[[ SOURCE INFORMATION, beginning ]]
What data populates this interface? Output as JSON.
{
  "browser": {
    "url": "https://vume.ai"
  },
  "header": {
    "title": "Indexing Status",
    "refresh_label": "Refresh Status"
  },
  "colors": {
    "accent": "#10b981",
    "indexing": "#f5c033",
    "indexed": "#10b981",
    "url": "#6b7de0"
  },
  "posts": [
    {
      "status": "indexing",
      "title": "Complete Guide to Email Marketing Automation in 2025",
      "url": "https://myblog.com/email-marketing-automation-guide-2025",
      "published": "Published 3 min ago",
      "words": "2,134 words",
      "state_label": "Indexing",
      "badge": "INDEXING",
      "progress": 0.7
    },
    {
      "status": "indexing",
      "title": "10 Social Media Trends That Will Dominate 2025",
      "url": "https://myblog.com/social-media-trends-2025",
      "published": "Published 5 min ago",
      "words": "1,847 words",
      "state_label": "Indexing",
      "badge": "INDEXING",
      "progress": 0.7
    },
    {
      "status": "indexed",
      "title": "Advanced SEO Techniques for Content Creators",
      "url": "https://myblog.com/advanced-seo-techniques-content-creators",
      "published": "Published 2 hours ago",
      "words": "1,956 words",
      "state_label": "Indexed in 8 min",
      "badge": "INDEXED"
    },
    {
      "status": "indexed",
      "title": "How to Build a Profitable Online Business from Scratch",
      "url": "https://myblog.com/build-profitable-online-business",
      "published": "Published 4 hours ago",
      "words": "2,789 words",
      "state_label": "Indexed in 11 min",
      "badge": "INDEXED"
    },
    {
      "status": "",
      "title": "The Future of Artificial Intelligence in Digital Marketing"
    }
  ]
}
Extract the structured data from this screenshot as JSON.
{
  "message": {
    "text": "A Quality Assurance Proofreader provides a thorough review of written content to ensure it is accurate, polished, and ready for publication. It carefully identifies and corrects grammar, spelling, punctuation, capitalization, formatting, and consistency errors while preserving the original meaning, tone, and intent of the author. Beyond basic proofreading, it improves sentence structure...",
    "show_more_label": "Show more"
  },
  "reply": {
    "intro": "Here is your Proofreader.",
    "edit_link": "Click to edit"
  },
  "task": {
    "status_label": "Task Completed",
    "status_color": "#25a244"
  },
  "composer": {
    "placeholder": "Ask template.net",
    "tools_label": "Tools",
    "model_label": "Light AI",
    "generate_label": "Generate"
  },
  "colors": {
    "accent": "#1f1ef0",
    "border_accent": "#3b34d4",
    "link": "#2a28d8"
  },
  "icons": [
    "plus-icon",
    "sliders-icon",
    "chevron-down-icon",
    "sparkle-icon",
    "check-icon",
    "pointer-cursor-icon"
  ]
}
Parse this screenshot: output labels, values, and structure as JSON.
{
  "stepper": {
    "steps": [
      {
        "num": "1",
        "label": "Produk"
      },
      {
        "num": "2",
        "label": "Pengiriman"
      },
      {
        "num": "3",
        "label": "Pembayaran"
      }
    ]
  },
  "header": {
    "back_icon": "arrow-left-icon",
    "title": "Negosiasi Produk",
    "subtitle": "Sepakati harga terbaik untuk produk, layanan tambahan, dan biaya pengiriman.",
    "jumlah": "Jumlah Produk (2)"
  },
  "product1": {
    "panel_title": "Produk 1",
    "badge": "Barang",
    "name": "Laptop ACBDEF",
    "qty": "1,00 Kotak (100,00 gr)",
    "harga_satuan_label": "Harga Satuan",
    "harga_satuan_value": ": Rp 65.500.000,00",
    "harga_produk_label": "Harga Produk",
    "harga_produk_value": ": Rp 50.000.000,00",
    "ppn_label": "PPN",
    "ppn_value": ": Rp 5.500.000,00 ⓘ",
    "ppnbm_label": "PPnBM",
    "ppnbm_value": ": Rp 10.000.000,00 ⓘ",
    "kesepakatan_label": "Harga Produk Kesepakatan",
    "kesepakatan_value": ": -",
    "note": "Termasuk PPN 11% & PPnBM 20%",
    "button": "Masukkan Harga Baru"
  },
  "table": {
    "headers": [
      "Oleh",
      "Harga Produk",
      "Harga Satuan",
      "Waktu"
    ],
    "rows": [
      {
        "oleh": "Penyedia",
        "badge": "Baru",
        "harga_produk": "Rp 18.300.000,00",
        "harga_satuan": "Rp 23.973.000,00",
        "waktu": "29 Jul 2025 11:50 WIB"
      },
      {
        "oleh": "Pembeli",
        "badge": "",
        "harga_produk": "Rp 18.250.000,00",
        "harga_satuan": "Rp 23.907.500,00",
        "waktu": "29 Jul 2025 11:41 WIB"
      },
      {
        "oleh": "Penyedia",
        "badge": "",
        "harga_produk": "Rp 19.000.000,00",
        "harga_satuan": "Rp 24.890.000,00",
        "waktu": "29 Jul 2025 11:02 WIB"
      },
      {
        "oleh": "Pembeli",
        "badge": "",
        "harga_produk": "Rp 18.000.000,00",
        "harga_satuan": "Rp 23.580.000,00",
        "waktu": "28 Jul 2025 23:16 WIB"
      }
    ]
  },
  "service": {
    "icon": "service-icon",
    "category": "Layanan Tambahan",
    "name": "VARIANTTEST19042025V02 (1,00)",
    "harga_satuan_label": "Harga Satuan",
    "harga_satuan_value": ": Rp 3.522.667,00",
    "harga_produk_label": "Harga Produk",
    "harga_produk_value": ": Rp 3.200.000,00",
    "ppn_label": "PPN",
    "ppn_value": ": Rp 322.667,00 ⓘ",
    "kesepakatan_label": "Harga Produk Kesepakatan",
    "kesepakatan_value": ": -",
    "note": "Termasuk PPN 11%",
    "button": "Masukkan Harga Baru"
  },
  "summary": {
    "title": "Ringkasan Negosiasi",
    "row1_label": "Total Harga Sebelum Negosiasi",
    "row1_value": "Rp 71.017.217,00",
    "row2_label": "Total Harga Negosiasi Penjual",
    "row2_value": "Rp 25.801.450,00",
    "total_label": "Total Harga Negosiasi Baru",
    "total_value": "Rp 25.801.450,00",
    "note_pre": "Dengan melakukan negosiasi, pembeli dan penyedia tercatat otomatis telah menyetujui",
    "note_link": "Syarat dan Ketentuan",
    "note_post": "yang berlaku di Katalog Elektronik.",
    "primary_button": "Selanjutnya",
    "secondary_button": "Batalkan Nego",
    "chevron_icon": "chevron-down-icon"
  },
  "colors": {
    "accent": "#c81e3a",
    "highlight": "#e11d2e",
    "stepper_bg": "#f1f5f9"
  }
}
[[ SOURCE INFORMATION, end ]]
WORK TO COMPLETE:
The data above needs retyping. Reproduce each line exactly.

WRITTEN REPLY:
What data populates this interface? Output as JSON.
{
  "browser": {
    "url": "https://vume.ai"
  },
  "header": {
    "title": "Indexing Status",
    "refresh_label": "Refresh Status"
  },
  "colors": {
    "accent": "#10b981",
    "indexing": "#f5c033",
    "indexed": "#10b981",
    "url": "#6b7de0"
  },
  "posts": [
    {
      "status": "indexing",
      "title": "Complete Guide to Email Marketing Automation in 2025",
      "url": "https://myblog.com/email-marketing-automation-guide-2025",
      "published": "Published 3 min ago",
      "words": "2,134 words",
      "state_label": "Indexing",
      "badge": "INDEXING",
      "progress": 0.7
    },
    {
      "status": "indexing",
      "title": "10 Social Media Trends That Will Dominate 2025",
      "url": "https://myblog.com/social-media-trends-2025",
      "published": "Published 5 min ago",
      "words": "1,847 words",
      "state_label": "Indexing",
      "badge": "INDEXING",
      "progress": 0.7
    },
    {
      "status": "indexed",
      "title": "Advanced SEO Techniques for Content Creators",
      "url": "https://myblog.com/advanced-seo-techniques-content-creators",
      "published": "Published 2 hours ago",
      "words": "1,956 words",
      "state_label": "Indexed in 8 min",
      "badge": "INDEXED"
    },
    {
      "status": "indexed",
      "title": "How to Build a Profitable Online Business from Scratch",
      "url": "https://myblog.com/build-profitable-online-business",
      "published": "Published 4 hours ago",
      "words": "2,789 words",
      "state_label": "Indexed in 11 min",
      "badge": "INDEXED"
    },
    {
      "status": "",
      "title": "The Future of Artificial Intelligence in Digital Marketing"
    }
  ]
}
Extract the structured data from this screenshot as JSON.
{
  "message": {
    "text": "A Quality Assurance Proofreader provides a thorough review of written content to ensure it is accurate, polished, and ready for publication. It carefully identifies and corrects grammar, spelling, punctuation, capitalization, formatting, and consistency errors while preserving the original meaning, tone, and intent of the author. Beyond basic proofreading, it improves sentence structure...",
    "show_more_label": "Show more"
  },
  "reply": {
    "intro": "Here is your Proofreader.",
    "edit_link": "Click to edit"
  },
  "task": {
    "status_label": "Task Completed",
    "status_color": "#25a244"
  },
  "composer": {
    "placeholder": "Ask template.net",
    "tools_label": "Tools",
    "model_label": "Light AI",
    "generate_label": "Generate"
  },
  "colors": {
    "accent": "#1f1ef0",
    "border_accent": "#3b34d4",
    "link": "#2a28d8"
  },
  "icons": [
    "plus-icon",
    "sliders-icon",
    "chevron-down-icon",
    "sparkle-icon",
    "check-icon",
    "pointer-cursor-icon"
  ]
}
Parse this screenshot: output labels, values, and structure as JSON.
{
  "stepper": {
    "steps": [
      {
        "num": "1",
        "label": "Produk"
      },
      {
        "num": "2",
        "label": "Pengiriman"
      },
      {
        "num": "3",
        "label": "Pembayaran"
      }
    ]
  },
  "header": {
    "back_icon": "arrow-left-icon",
    "title": "Negosiasi Produk",
    "subtitle": "Sepakati harga terbaik untuk produk, layanan tambahan, dan biaya pengiriman.",
    "jumlah": "Jumlah Produk (2)"
  },
  "product1": {
    "panel_title": "Produk 1",
    "badge": "Barang",
    "name": "Laptop ACBDEF",
    "qty": "1,00 Kotak (100,00 gr)",
    "harga_satuan_label": "Harga Satuan",
    "harga_satuan_value": ": Rp 65.500.000,00",
    "harga_produk_label": "Harga Produk",
    "harga_produk_value": ": Rp 50.000.000,00",
    "ppn_label": "PPN",
    "ppn_value": ": Rp 5.500.000,00 ⓘ",
    "ppnbm_label": "PPnBM",
    "ppnbm_value": ": Rp 10.000.000,00 ⓘ",
    "kesepakatan_label": "Harga Produk Kesepakatan",
    "kesepakatan_value": ": -",
    "note": "Termasuk PPN 11% & PPnBM 20%",
    "button": "Masukkan Harga Baru"
  },
  "table": {
    "headers": [
      "Oleh",
      "Harga Produk",
      "Harga Satuan",
      "Waktu"
    ],
    "rows": [
      {
        "oleh": "Penyedia",
        "badge": "Baru",
        "harga_produk": "Rp 18.300.000,00",
        "harga_satuan": "Rp 23.973.000,00",
        "waktu": "29 Jul 2025 11:50 WIB"
      },
      {
        "oleh": "Pembeli",
        "badge": "",
        "harga_produk": "Rp 18.250.000,00",
        "harga_satuan": "Rp 23.907.500,00",
        "waktu": "29 Jul 2025 11:41 WIB"
      },
      {
        "oleh": "Penyedia",
        "badge": "",
        "harga_produk": "Rp 19.000.000,00",
        "harga_satuan": "Rp 24.890.000,00",
        "waktu": "29 Jul 2025 11:02 WIB"
      },
      {
        "oleh": "Pembeli",
        "badge": "",
        "harga_produk": "Rp 18.000.000,00",
        "harga_satuan": "Rp 23.580.000,00",
        "waktu": "28 Jul 2025 23:16 WIB"
      }
    ]
  },
  "service": {
    "icon": "service-icon",
    "category": "Layanan Tambahan",
    "name": "VARIANTTEST19042025V02 (1,00)",
    "harga_satuan_label": "Harga Satuan",
    "harga_satuan_value": ": Rp 3.522.667,00",
    "harga_produk_label": "Harga Produk",
    "harga_produk_value": ": Rp 3.200.000,00",
    "ppn_label": "PPN",
    "ppn_value": ": Rp 322.667,00 ⓘ",
    "kesepakatan_label": "Harga Produk Kesepakatan",
    "kesepakatan_value": ": -",
    "note": "Termasuk PPN 11%",
    "button": "Masukkan Harga Baru"
  },
  "summary": {
    "title": "Ringkasan Negosiasi",
    "row1_label": "Total Harga Sebelum Negosiasi",
    "row1_value": "Rp 71.017.217,00",
    "row2_label": "Total Harga Negosiasi Penjual",
    "row2_value": "Rp 25.801.450,00",
    "total_label": "Total Harga Negosiasi Baru",
    "total_value": "Rp 25.801.450,00",
    "note_pre": "Dengan melakukan negosiasi, pembeli dan penyedia tercatat otomatis telah menyetujui",
    "note_link": "Syarat dan Ketentuan",
    "note_post": "yang berlaku di Katalog Elektronik.",
    "primary_button": "Selanjutnya",
    "secondary_button": "Batalkan Nego",
    "chevron_icon": "chevron-down-icon"
  },
  "colors": {
    "accent": "#c81e3a",
    "highlight": "#e11d2e",
    "stepper_bg": "#f1f5f9"
  }
}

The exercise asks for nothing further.